It feels like we're inching closer to a time when some type of hybrid ticket system might work. Truth be told, we find ourselves less inclined to flat-out go to a game as a fan than we did, say, 10 years ago. Going in person used to be an exclusive privilege; slowly, thanks to inflated prices, the increasing comfort and ease of watching at home and other factors (like, say, we're just getting older), our attitude has shifted. And we know from talking to others that we're not alone.
But we also know this: When we get free tickets, we are likely to go. And when we get free tickets, we are likely to arrive and spend money because "hey, we got in for free" is always in the back of our mind.
In this way, the tickets aren't "free." It is, of course, a strategy. The Gophers want students in the building so they might buy tickets later -- or at least so they'll buy some concessions at that game. The Timberwolves tickets were purchased by Life Time, so there is some value at least in the initial transaction; and they, too, are hoping fans with the free tickets will come back for another (paid) look or at least spend money while they are there.
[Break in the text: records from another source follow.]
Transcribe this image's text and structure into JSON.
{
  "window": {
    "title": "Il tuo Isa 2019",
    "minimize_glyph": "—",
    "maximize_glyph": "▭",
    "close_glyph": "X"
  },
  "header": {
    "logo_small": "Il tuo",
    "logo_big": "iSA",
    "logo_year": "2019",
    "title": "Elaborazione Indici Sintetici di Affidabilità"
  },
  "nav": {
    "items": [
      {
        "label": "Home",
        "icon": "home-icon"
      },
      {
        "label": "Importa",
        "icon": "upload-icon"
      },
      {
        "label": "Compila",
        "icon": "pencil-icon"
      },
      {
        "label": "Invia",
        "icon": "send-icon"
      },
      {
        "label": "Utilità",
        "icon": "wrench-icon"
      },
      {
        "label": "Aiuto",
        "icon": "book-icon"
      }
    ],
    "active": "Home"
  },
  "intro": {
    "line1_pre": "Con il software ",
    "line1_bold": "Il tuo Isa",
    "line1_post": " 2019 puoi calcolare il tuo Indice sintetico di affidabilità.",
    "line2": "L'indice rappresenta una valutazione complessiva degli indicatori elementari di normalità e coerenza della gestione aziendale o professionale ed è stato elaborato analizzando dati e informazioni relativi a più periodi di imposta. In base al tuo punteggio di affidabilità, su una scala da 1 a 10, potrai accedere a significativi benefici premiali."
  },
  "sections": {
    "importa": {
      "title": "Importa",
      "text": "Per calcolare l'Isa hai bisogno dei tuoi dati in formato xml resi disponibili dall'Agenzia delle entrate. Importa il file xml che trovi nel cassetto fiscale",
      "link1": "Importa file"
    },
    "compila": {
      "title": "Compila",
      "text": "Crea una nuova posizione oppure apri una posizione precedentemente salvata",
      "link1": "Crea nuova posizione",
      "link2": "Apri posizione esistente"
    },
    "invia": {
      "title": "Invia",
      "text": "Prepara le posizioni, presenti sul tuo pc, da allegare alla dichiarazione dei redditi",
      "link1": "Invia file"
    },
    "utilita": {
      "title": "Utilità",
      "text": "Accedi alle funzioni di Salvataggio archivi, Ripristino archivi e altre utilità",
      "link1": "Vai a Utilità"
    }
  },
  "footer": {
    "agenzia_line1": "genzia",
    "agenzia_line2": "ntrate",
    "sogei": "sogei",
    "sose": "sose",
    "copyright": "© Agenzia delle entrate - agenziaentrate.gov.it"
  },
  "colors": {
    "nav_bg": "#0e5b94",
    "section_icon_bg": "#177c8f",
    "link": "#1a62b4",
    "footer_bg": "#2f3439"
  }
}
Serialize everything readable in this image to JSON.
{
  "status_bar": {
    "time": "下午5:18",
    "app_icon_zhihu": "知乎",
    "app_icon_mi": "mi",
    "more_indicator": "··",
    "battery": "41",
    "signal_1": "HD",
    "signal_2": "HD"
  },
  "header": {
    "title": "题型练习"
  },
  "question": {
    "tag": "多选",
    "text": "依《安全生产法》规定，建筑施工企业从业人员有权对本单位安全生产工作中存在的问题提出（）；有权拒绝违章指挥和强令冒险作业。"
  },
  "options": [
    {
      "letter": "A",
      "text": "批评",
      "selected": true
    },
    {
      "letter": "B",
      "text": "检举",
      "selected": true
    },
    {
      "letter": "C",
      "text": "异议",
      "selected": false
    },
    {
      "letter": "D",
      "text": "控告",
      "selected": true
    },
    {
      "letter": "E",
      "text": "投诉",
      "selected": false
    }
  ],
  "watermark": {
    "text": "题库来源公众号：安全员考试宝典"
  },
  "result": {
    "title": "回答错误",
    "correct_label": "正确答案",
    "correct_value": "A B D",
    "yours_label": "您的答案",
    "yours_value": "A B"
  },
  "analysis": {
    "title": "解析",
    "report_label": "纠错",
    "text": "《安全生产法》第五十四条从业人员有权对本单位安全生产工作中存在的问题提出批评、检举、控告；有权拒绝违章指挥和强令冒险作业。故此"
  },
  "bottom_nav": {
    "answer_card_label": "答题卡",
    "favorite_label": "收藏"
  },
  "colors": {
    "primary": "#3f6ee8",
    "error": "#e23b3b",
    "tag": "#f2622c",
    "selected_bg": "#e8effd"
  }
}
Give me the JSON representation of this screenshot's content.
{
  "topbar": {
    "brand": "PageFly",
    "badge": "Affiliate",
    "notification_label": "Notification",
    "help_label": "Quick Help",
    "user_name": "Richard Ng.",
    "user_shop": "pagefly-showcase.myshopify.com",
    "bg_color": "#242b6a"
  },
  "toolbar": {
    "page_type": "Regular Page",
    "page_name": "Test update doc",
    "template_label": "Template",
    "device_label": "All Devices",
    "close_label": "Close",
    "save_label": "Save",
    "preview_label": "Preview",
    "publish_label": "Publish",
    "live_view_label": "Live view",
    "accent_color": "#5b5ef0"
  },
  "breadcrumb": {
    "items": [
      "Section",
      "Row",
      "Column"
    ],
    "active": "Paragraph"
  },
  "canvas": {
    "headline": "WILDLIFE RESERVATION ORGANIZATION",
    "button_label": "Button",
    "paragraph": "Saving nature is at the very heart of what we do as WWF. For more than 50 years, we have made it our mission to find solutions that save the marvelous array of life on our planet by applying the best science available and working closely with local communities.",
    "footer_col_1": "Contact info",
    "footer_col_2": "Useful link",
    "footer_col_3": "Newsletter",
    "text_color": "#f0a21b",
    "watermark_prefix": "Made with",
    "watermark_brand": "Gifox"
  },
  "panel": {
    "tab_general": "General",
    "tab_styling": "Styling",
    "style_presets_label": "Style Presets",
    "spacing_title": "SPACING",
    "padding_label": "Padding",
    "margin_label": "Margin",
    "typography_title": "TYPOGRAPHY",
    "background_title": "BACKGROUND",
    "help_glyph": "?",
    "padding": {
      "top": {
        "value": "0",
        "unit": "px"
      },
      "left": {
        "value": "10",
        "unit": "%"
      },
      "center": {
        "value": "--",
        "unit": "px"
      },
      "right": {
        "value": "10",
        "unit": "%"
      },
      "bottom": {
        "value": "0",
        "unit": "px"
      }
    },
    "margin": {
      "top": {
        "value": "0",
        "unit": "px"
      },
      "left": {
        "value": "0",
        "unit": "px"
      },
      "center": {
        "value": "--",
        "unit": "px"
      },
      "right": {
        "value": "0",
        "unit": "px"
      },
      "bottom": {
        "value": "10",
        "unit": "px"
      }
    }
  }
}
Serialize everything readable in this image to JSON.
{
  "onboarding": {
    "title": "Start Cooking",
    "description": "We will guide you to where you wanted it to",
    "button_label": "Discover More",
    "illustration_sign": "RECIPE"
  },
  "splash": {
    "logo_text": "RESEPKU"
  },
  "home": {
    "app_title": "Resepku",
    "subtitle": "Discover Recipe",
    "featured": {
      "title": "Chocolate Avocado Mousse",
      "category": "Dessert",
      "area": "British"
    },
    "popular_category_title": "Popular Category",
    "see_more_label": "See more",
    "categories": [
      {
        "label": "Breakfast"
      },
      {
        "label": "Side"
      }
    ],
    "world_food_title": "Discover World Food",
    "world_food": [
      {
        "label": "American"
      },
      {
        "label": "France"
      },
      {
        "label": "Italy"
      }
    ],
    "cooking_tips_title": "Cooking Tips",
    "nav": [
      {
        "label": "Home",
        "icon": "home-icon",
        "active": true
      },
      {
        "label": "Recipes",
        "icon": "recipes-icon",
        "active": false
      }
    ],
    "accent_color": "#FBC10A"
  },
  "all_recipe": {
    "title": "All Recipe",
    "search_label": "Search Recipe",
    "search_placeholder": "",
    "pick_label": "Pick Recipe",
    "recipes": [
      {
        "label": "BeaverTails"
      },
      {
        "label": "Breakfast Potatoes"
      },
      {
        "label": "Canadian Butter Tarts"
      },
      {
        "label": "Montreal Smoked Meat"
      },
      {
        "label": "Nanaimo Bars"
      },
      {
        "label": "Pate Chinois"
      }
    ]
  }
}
But what about widespread use/acceptance of this model, even for events that sell better (like, say, Wild or Twins games)? Maybe we'll get to a point someday where tickets are either $250 or $0, depending on the level of service you want and where your seats are.
The caveat in all this is that we do not have a business degree. We are just observing what we think is a marketplace shift. More sophisticated thoughts are always welcome in the comments (as, of course, are the less sophisticated ones). #firechildress